A couple of weeks ago, DM’s Amber Frost showed us a pretty ridiculous TV news feature taking the gargantuan ‘70s arena rock band KISS to task for having the temerity to market themselves. The whole thing was full of tedious old-fart tut-tutting, and it frankly felt like the band wasn’t actually being scolded for their publicity machinery, but rather for being young and nothing at all like Tony Bennett.

So when I ran across this Gene Simmons interview on the old Mike Douglas show from 1974, I expected more or less the same vibe—the show, after all, was one of the champs of a soon-to-be-obsolete style of daytime variety programming that gave a reliable home to fading stars and alter kocker holdovers from the late vaudeville and early television eras for a demographic of stay-at-home housewives that was about to shrink significantly. So when it turned out that Douglas and his other guests reacted to Simmons’ startling kabuki-ghoul appearance in stride and just joked with him like anyone else, it was quite a surprise.

This was in the early days of KISS, so Simmons didn’t really have his schtick nailed down yet, and his efforts to project a menacing, demonic character fall WAY flat, as if to answer the question of what shock-rock looks like without shock. His professed desire to drink the audience’s blood and his self-characterization as “evil incarnate” barely seem to elicit much more than a shrug from the audience.

The interview is saved by a pretty amazing exchange between Simmons and old-school comedienne Totie Fields, who joked that it would be funny if Simmons, under the makeup, turned out to be “just a nice Jewish boy.” Simmons, of course, is not just an actual Jewish boy, but an Israeli sabra born Chaim Witz, and he drolly (and pretty Jewily) retorted “You should only know…” Fields owned the moment by interjecting “I DO! You can’t hide the hook!” Fields herself was born Sophie Feldman, and could probably spot a Member of the Tribe using a showbiz pseudonym a mile away.

The appearance also includes Douglas interviewing the winners of a kissing contest (*eyeroll*), and a band performance—as in an actual live-in-studio performance, it’s not mimed—of the early song “Firehouse.”

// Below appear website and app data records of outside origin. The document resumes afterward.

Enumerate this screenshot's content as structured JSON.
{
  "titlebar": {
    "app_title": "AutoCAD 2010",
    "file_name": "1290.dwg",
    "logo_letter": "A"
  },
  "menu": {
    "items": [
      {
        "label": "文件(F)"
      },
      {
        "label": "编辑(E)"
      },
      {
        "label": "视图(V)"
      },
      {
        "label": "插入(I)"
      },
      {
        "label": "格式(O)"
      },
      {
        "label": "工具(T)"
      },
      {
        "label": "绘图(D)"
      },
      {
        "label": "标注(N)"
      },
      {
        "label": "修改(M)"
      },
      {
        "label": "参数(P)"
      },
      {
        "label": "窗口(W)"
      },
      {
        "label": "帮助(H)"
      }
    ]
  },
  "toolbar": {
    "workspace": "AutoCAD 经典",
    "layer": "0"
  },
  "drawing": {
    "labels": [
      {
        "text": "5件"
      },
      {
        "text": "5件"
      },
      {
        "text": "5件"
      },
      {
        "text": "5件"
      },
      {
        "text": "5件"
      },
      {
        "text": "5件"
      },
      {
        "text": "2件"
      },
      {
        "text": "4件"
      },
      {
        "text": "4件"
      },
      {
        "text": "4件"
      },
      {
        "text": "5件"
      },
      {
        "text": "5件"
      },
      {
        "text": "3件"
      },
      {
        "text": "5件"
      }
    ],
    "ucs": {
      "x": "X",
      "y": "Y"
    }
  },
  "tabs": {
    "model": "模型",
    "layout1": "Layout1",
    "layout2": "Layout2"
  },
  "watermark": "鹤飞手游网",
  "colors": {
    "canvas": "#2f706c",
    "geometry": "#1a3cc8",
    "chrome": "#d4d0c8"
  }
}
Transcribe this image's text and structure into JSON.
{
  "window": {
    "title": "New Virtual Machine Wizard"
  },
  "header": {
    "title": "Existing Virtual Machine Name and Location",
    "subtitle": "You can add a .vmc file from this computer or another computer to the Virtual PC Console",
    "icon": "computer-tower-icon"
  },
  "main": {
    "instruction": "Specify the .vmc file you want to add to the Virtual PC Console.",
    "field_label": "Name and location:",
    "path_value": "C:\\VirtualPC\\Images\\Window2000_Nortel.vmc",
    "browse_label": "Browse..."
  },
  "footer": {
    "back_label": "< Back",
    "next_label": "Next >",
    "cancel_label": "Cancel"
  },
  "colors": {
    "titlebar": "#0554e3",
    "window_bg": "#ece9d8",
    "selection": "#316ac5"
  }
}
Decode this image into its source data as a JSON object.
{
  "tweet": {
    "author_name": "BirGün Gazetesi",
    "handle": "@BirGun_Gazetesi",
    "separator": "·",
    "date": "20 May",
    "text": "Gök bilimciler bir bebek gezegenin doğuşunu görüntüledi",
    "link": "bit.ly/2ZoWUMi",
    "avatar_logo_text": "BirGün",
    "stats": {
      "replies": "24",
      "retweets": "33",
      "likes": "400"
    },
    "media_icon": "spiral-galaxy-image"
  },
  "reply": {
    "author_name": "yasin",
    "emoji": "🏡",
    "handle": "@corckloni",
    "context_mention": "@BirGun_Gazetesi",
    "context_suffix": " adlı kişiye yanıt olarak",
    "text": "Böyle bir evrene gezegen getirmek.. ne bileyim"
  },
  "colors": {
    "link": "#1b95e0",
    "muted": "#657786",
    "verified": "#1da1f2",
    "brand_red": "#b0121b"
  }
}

Previously on Dangerous Minds:
NBC explains KISS to old people, 1977
KISS: Their X-rated early days

Posted by Ron Kretsch
11:12 am